Though Music of the Spheres promises to be a stylized collection of pop songs with an outer space theme, Coldplay is no stranger to transformation. Each of their studio albums, from 2000’s Parachutes to 2019’s Everyday Life, are ambitious, detailed works, with several highlights and exciting entries to their discography.
From their bare-bones, post-Britpop hits of the early 2000s, to Viva la Vida or Death and All His Friends‘ chamber pop, to the Top 40-friendly sounds of their new albums, Coldplay’s chameleon-like energy doesn’t seem to be dying out any time soon.
Nobody said it was easy, but to celebrate their storied career, we’re ranking the 10 best Coldplay songs.
— Paolo Ragusa
Executive Editorial Assistant
Memory is a tricky thing — how much can it be trusted, when a relationship has started to fizzle out? “Sparks” addresses this phenomenon in a quiet, contemplative track off Coldplay’s debut, Parachute.

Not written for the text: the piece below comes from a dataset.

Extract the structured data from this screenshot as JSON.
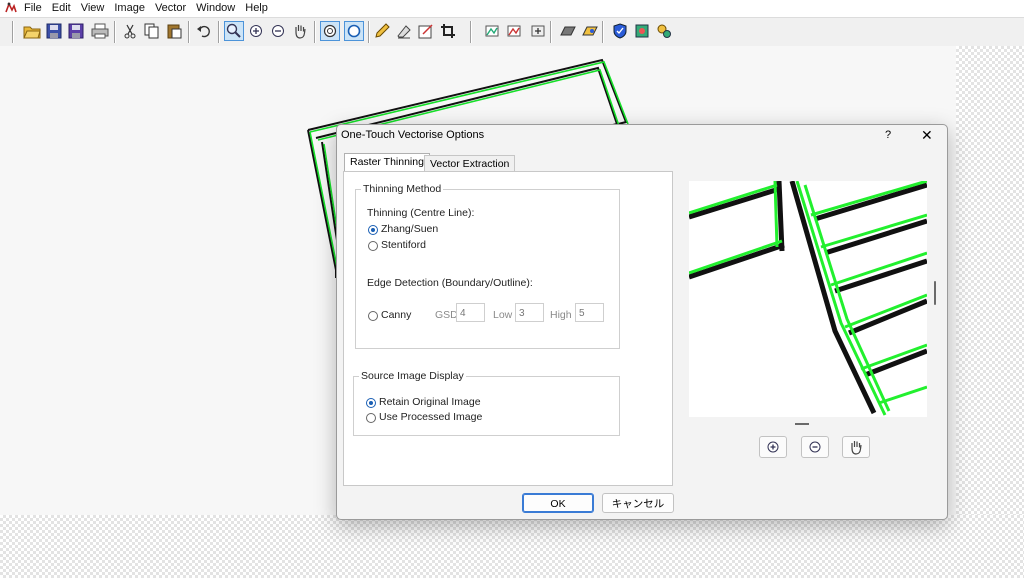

Lyrically, it’s very sparse — two verses and a chorus take up a nearly four minute song — yet it still feels full. The waltz tempo ensures a feeling of intimacy and romantic longing persists. It’s a song that makes an easy argument for why so many people were drawn to this album upon its initial release. — Mary Siroky

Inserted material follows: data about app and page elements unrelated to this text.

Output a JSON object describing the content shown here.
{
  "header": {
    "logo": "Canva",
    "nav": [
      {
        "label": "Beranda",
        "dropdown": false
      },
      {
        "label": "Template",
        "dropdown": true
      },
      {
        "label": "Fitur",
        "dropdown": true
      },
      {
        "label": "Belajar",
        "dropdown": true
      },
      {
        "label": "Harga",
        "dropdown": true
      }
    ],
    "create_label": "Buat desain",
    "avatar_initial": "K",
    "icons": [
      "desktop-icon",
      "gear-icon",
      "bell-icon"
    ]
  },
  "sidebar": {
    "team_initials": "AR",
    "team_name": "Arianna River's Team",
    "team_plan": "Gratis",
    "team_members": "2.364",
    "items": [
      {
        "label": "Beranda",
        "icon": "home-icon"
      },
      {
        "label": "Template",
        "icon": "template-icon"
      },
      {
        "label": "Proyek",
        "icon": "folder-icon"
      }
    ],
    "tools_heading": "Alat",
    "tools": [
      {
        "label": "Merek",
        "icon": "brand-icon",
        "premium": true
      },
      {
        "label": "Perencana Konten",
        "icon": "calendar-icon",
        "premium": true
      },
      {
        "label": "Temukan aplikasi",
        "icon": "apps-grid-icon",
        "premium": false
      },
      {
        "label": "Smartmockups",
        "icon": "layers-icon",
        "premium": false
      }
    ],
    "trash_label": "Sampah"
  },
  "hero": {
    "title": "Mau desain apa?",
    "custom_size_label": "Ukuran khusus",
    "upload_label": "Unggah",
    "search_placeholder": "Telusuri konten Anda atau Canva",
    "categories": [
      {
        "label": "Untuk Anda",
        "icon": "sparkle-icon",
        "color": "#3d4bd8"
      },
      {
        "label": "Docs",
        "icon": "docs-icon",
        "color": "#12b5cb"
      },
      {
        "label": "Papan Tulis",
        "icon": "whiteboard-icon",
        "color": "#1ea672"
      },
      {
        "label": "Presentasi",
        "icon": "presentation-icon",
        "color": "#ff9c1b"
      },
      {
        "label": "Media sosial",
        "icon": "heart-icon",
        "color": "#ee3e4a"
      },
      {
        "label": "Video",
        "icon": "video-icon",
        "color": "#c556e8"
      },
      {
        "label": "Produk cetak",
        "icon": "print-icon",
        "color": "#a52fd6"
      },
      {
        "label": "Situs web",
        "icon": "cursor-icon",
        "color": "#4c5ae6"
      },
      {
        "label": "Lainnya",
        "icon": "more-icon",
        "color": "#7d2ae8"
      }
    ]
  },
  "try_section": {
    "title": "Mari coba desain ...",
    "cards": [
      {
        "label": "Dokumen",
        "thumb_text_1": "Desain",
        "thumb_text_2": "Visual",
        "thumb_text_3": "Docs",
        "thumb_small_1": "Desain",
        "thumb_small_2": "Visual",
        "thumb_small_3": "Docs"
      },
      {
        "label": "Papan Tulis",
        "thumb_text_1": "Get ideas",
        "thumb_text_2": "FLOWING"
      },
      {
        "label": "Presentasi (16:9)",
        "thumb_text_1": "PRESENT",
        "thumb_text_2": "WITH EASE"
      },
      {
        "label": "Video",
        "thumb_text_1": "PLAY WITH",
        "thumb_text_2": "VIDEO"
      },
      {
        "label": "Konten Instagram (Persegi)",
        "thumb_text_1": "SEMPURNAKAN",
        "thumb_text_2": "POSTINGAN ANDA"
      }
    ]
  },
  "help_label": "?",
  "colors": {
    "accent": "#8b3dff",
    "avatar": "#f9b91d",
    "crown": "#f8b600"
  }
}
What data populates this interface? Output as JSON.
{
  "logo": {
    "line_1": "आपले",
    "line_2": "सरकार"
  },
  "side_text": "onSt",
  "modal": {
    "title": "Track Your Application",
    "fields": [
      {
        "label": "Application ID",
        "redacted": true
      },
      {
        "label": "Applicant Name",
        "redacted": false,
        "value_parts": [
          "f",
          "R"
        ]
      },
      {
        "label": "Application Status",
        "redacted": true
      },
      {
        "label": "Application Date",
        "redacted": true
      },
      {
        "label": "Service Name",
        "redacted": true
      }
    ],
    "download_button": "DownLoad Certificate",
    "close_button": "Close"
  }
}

09. “Hymn For The Weekend”
The second single from 2015’s A Head Full of Dreams features none other than an uncredited Beyoncé (who also stars in the vibrant music video). As the story goes, Chris Martin wanted to write a club song. Luckily, Queen Bey was into the idea. “I presented it to the rest of the band and they said, ‘We love this song, but there’s no way you can sing “drinks on me.”‘ So that changed into ‘drink from me’ and the idea of having an angelic person in your life,” Martin told the Wall Street Journal. “Then that turned into asking Beyoncé to sing on it.” With over 1.5 billion views on YouTube as of press time, it’s Coldplay’s most viewed video. — Gab Ginsberg

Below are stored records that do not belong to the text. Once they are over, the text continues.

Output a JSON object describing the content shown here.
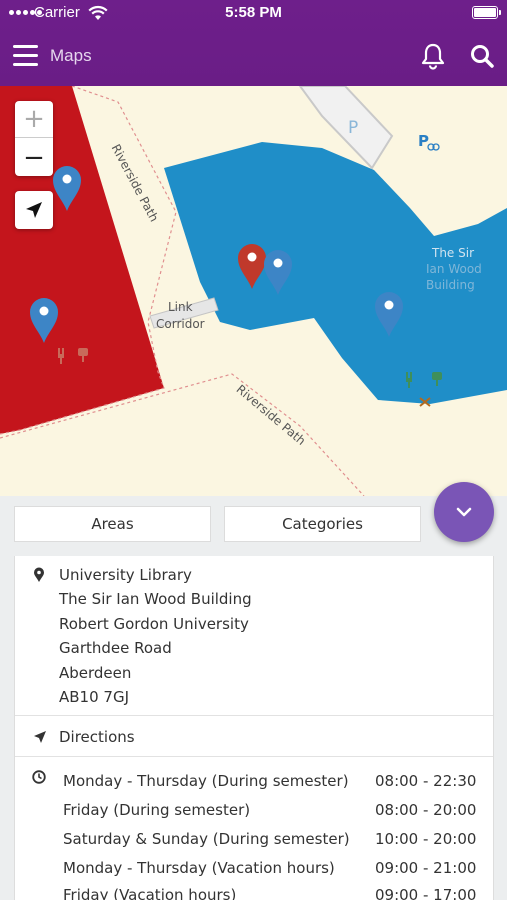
{
  "status_bar": {
    "carrier": "Carrier",
    "time": "5:58 PM"
  },
  "header": {
    "title": "Maps"
  },
  "map": {
    "labels": {
      "riverside_path_1": "Riverside Path",
      "riverside_path_2": "Riverside Path",
      "link_corridor_1": "Link",
      "link_corridor_2": "Corridor",
      "building_1": "The Sir",
      "building_2": "Ian Wood",
      "building_3": "Building",
      "parking": "P"
    },
    "zoom_in": "+",
    "zoom_out": "−"
  },
  "tabs": {
    "areas": "Areas",
    "categories": "Categories"
  },
  "address": {
    "lines": [
      "University Library",
      "The Sir Ian Wood Building",
      "Robert Gordon University",
      "Garthdee Road",
      "Aberdeen",
      "AB10 7GJ"
    ]
  },
  "directions": {
    "label": "Directions"
  },
  "hours": [
    {
      "day": "Monday - Thursday (During semester)",
      "time": "08:00 - 22:30"
    },
    {
      "day": "Friday (During semester)",
      "time": "08:00 - 20:00"
    },
    {
      "day": "Saturday & Sunday (During semester)",
      "time": "10:00 - 20:00"
    },
    {
      "day": "Monday - Thursday (Vacation hours)",
      "time": "09:00 - 21:00"
    },
    {
      "day": "Friday (Vacation hours)",
      "time": "09:00 - 17:00"
    }
  ],
  "colors": {
    "header": "#6e1f8b",
    "fab": "#7a55b6",
    "building_red": "#c4151c",
    "building_blue": "#1f8ec8",
    "pin_blue": "#3d85c6",
    "pin_red": "#c0392b"
  }
}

Of all the songs on Coldplay’s (mostly) underwhelming sixth studio album Ghost Stories, “Magic” is the most pure, the most restrained, and the most focused. In fact, it’s one of the best love songs that Coldplay has ever written, harkening back to the simple joy of songs like “The Scientist” and “Yellow.”
Though the album seems to revolve around the high-profile divorce of Chris Martin and Gwyneth Paltrow, “Magic” seems to take place almost in another universe, prioritizing a dreamy and ethereal feel over a “Sky Full of Stars”-esque explosion. Even Martin’s often superfluous musical choices fit gorgeously in “Magic” — a case in point being the bridge’s extended “I call it magic” melody line, which Martin delivers in a whizzing falsetto, stacked with harmonies, and above a reverb-drenched groove.
It’s a perfect example of Coldplay experimenting just enough with their sound while remaining true to what drew so many fans to their music in the first place. — P.R.
Yes, it’s a bit synth-y for some hardcore fans’ taste, but there’s no way you don’t get right in the feels when those strings kick in (and that’s even before Martin starts crooning over sparse piano). The nostalgia-inducing track, which appears on Mylo Xyloto, “is about two people who grow up separately in a very big oppressive city, and they each are a bit lost in their lives,” Martin has noted. If it’s been a while, give it another spin and let him drag you to para-para-paradise. — G.G.
Before Coldplay was one of the biggest bands in the world, they were four scrappy college kids attempting to make music that straddled the line between The Bends-era Radiohead and Jeff Buckley. “Shiver,” one of the lead singles from their Mercury Prize-nominated debut Parachutes, is a prime example of their influences, their heart, and their genuinely impressive musical ability.
Chris Martin often steals the show in Coldplay songs, and while his excellent performance in “Shiver” shows off the sheer range of notes he can comfortably hit, the rest of the band is absolutely riveting. Jonny Buckland and Guy Berryman’s overlapping guitar and bass lines are symbiotic throughout the song, ebbing and flowing with each other perfectly, and all the while, drummer Will Champion drives the song in a powerful and dynamic way.
“Shiver” features Martin both moody and playful, devastated over the lack of attention he’s receiving from the person he loves and completely obsessed with them at the same time. When he reaches the peak of the chorus, asking “Don’t you shiver?”, a jarringly high note flies out of his mouth, bringing a full band’s worth of energy to a massive climax in a stunning and unexpected way. — P.R.